■ Exercise ■
Reproduce all of the data exactly, with no line skipped.

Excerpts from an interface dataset
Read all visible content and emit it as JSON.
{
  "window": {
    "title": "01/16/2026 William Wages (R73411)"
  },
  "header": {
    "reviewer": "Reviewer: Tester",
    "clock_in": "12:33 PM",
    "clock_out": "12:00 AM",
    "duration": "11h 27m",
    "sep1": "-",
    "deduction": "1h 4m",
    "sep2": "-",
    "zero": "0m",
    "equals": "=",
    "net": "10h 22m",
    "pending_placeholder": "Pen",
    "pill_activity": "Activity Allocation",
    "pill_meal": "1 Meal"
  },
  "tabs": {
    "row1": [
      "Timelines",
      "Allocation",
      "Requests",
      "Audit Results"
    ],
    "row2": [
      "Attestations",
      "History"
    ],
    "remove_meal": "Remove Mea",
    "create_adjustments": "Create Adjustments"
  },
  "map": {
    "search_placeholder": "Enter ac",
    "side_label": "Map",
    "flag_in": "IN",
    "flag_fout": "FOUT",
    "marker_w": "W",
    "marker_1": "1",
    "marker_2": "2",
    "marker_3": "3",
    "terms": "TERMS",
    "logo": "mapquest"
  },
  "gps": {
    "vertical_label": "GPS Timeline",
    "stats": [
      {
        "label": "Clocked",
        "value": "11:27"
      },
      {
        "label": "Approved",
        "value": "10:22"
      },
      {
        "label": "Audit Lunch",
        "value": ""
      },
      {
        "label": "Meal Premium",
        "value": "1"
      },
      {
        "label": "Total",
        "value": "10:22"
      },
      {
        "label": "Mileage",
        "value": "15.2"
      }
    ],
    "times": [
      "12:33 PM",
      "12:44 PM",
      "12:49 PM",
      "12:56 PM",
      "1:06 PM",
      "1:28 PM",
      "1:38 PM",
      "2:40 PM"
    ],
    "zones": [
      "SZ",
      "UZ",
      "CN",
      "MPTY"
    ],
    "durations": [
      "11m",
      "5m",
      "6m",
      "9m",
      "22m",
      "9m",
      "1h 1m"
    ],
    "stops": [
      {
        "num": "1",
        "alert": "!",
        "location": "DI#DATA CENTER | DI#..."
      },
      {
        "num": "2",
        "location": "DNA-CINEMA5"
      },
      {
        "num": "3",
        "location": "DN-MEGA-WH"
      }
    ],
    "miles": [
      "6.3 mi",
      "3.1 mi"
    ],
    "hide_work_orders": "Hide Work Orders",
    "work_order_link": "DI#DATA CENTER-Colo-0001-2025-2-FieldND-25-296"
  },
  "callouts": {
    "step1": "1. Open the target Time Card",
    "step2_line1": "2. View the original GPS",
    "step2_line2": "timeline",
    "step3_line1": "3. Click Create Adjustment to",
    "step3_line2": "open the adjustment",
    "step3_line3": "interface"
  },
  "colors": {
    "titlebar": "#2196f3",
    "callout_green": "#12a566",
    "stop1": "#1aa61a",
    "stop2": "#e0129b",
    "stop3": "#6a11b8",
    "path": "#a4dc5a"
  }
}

■ Answer to the problem ■
Read all visible content and emit it as JSON.
{
  "window": {
    "title": "01/16/2026 William Wages (R73411)"
  },
  "header": {
    "reviewer": "Reviewer: Tester",
    "clock_in": "12:33 PM",
    "clock_out": "12:00 AM",
    "duration": "11h 27m",
    "sep1": "-",
    "deduction": "1h 4m",
    "sep2": "-",
    "zero": "0m",
    "equals": "=",
    "net": "10h 22m",
    "pending_placeholder": "Pen",
    "pill_activity": "Activity Allocation",
    "pill_meal": "1 Meal"
  },
  "tabs": {
    "row1": [
      "Timelines",
      "Allocation",
      "Requests",
      "Audit Results"
    ],
    "row2": [
      "Attestations",
      "History"
    ],
    "remove_meal": "Remove Mea",
    "create_adjustments": "Create Adjustments"
  },
  "map": {
    "search_placeholder": "Enter ac",
    "side_label": "Map",
    "flag_in": "IN",
    "flag_fout": "FOUT",
    "marker_w": "W",
    "marker_1": "1",
    "marker_2": "2",
    "marker_3": "3",
    "terms": "TERMS",
    "logo": "mapquest"
  },
  "gps": {
    "vertical_label": "GPS Timeline",
    "stats": [
      {
        "label": "Clocked",
        "value": "11:27"
      },
      {
        "label": "Approved",
        "value": "10:22"
      },
      {
        "label": "Audit Lunch",
        "value": ""
      },
      {
        "label": "Meal Premium",
        "value": "1"
      },
      {
        "label": "Total",
        "value": "10:22"
      },
      {
        "label": "Mileage",
        "value": "15.2"
      }
    ],
    "times": [
      "12:33 PM",
      "12:44 PM",
      "12:49 PM",
      "12:56 PM",
      "1:06 PM",
      "1:28 PM",
      "1:38 PM",
      "2:40 PM"
    ],
    "zones": [
      "SZ",
      "UZ",
      "CN",
      "MPTY"
    ],
    "durations": [
      "11m",
      "5m",
      "6m",
      "9m",
      "22m",
      "9m",
      "1h 1m"
    ],
    "stops": [
      {
        "num": "1",
        "alert": "!",
        "location": "DI#DATA CENTER | DI#..."
      },
      {
        "num": "2",
        "location": "DNA-CINEMA5"
      },
      {
        "num": "3",
        "location": "DN-MEGA-WH"
      }
    ],
    "miles": [
      "6.3 mi",
      "3.1 mi"
    ],
    "hide_work_orders": "Hide Work Orders",
    "work_order_link": "DI#DATA CENTER-Colo-0001-2025-2-FieldND-25-296"
  },
  "callouts": {
    "step1": "1. Open the target Time Card",
    "step2_line1": "2. View the original GPS",
    "step2_line2": "timeline",
    "step3_line1": "3. Click Create Adjustment to",
    "step3_line2": "open the adjustment",
    "step3_line3": "interface"
  },
  "colors": {
    "titlebar": "#2196f3",
    "callout_green": "#12a566",
    "stop1": "#1aa61a",
    "stop2": "#e0129b",
    "stop3": "#6a11b8",
    "path": "#a4dc5a"
  }
}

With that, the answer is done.